“The Doggy Bag” gives you the opportunity to speak about what is on your mind from time to time. Our reporters, columnists, radio hosts and editors will chime in with their answers and thoughts, so keep the emails coming.
In this edition, readers respond to a host of topics, both big and small. With Demetrious Johnson-Ian McCall 2 now in the books, some folks are hand wringing about 125ers only going 15 minutes. Meanwhile, longtime fan favorite B.J. Penn has put on a few pounds since his fight with Nick Diaz late last year. Is why so many folks are skeptical about the Hawaiian's chances in his return bout against Rory MacDonald?
When we are talking weights and measures, four-division UFC veteran Kenny Florian is bound to show up, especially since he just called it a day in the cage. Former UFC heavyweight champion Frank Mir is not ready to hang up his gloves, but what he has been doing in the gaining-and-shrinking department has some folks unhappy.
For bigger or smaller, 145 or 155, we also look at the best talents from this past season of “The Ultimate Fighter” and even what futures might await some of the beloved-and-light-weighted of the now-defunct Dream.

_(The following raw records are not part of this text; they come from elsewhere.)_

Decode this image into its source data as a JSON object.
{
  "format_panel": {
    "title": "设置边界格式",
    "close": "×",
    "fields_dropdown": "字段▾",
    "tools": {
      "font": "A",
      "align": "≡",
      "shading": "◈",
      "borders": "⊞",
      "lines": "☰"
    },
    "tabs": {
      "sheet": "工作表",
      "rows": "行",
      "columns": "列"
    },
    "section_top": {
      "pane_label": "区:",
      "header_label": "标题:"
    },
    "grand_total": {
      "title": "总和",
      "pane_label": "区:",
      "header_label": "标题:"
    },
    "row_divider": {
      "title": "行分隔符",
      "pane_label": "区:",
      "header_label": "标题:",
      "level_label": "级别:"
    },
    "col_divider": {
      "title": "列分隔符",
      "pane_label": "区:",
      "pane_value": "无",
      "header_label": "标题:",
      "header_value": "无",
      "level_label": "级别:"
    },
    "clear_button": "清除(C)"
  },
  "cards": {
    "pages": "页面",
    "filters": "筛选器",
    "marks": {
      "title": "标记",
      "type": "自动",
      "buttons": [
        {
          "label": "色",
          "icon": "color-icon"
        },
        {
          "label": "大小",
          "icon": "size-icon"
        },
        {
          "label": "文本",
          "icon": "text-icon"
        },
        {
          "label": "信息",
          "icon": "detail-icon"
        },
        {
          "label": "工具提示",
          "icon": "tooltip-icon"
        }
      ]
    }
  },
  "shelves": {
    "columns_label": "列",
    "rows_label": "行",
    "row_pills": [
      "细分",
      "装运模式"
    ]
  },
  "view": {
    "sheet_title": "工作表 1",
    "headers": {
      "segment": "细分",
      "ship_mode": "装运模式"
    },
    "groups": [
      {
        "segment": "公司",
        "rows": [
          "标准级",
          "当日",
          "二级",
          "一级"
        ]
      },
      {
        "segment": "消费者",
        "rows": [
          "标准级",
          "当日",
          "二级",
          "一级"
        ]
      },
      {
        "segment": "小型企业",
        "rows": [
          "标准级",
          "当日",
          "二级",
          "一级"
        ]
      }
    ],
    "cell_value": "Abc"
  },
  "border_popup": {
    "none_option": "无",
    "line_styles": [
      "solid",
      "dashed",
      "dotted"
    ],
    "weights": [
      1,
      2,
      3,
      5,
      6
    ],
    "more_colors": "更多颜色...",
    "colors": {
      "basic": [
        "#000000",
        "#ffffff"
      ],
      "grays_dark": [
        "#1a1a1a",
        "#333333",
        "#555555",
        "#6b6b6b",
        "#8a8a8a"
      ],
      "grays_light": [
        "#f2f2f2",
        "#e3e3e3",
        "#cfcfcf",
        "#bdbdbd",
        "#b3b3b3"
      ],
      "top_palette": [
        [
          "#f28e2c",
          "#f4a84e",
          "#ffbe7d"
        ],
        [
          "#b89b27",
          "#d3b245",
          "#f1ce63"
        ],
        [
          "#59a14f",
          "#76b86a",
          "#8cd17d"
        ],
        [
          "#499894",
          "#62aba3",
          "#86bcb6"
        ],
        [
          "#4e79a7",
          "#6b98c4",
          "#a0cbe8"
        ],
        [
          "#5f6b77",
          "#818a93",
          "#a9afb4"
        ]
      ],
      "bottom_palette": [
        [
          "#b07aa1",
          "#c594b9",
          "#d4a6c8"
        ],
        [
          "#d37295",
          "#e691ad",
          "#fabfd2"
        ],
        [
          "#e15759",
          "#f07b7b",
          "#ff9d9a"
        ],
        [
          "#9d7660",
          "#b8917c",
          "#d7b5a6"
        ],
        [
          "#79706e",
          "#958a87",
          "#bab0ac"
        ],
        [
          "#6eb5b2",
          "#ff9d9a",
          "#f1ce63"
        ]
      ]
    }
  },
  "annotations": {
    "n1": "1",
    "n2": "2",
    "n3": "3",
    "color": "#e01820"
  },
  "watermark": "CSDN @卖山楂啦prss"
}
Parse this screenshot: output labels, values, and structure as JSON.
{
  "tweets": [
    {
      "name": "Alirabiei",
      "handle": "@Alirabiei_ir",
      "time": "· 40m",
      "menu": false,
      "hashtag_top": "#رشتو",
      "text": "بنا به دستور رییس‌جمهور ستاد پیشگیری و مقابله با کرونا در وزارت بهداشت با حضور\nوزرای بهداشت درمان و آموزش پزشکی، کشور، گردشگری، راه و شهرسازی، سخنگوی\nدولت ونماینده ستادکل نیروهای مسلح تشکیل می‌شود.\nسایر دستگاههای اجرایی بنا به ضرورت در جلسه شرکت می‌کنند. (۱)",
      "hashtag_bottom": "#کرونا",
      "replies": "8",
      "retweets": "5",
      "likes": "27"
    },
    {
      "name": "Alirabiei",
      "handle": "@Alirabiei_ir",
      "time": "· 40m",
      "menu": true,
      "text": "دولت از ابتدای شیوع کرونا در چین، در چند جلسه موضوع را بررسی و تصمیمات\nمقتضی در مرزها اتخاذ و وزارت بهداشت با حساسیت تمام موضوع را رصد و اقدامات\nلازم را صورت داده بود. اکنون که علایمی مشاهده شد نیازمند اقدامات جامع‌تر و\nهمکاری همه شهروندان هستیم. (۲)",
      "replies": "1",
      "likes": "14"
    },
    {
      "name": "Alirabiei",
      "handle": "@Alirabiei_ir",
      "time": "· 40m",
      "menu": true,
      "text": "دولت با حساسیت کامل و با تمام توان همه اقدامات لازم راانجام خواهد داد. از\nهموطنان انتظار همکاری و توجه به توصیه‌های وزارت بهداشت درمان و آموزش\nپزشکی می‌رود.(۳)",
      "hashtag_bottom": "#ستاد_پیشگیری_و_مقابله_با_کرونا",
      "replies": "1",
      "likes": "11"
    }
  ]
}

After watching both fights between McCall and Johnson back-to-back, I don't know if these guys were made for three rounds. I thought Johnson won both fights, two rounds to one, but after both fights, I felt like they were lacking a resolution. Both fights felt like were “getting started” when they ended. Both fighters even looked like it. It seems like 125-pounders are just getting warmed up by the time the three rounds end. Doesn’t it defeat the purpose to have such dynamic fighters but only rarely give them the five rounds or more necessary for their skills to come out? -- Matthew from Phoenix
Jordan Breen, administrative editor: You’re obviously speaking my language, discussing the pressing necessity to have more 25-minute fights. It’s true. At this point, most guys of true, legitimate UFC caliber should be going five rounds as a matter of course. However, that world isn’t about to be bestowed upon us anytime soon.
McCall-Johnson 1 and 2 were both unsatisfying for me, personally, because I did want that extra 10 minutes of action, and I do feel strongly that those rounds could’ve played a real role in how either fight may have developed. However, we knew ahead of time McCall was a slow starter, and he could’ve identified it, too. The style of Johnson is not a mystery, either. Both men knew the length of time they were to fight one another. If McCall -- or Johnson -- had the actual desire to leave their gas tanks on E and fight tooth and nail, they would have in either context.
However, the charge that flyweight fights won’t unfold favorably over 15 minutes intrigues me. What was wrong with the John Lineker-Louis Gaudinot bout we just got? The fact is I’m not sure anything we saw was different from McCall's or Johnson’s WEC bouts. They were in tough against another high-level fighter and couldn’t implement their game as well as they’d hoped. Two great fighters can often do that to one another.
I do see some potentially pernicious futures over three rounds. The real issue for flyweights, especially as they try to sort out themselves, is fighting against some wacky judging. Bad judges in MMA struggle to keep up in general, and setting them loose on smaller, fleeter fighters can have questionable results. When the Zuffa-era WEC moved heavily to the 135- and 145-pound weight classes, I’d argue we saw exactly this. Who knows what scorecards we would’ve got for that Gaudinot-Lineker fight?
I do have some fear for the flyweights, but the 15 minutes isn’t why. Yeah, it stinks, but we’ll get 25-minute classics at 125 pounds soon enough. Just watch out for those folks with the scorecards. They’re bad news.
Continue Reading » Page Two: A Prodigious Pairing?view original article >>
Check out our staff picks for UFC Fight Night 117 in Japan, which features the UFC return of Yushin Okami vs. Ovince Saint Preux.Filed under: Featured, News, UFC read news >>
Check out our staff’s picks for the UFC 216 main card inside, including a pair of title fights in Las Vegas. Filed under: Featured, News, UFC read news >>
UFC 216 is an awkward card for the UFC, sitting in the purgatory between the company's summer blockbusters and its stacked winter shows. Still, there is a great deal of intrigue on this card and lots read news >>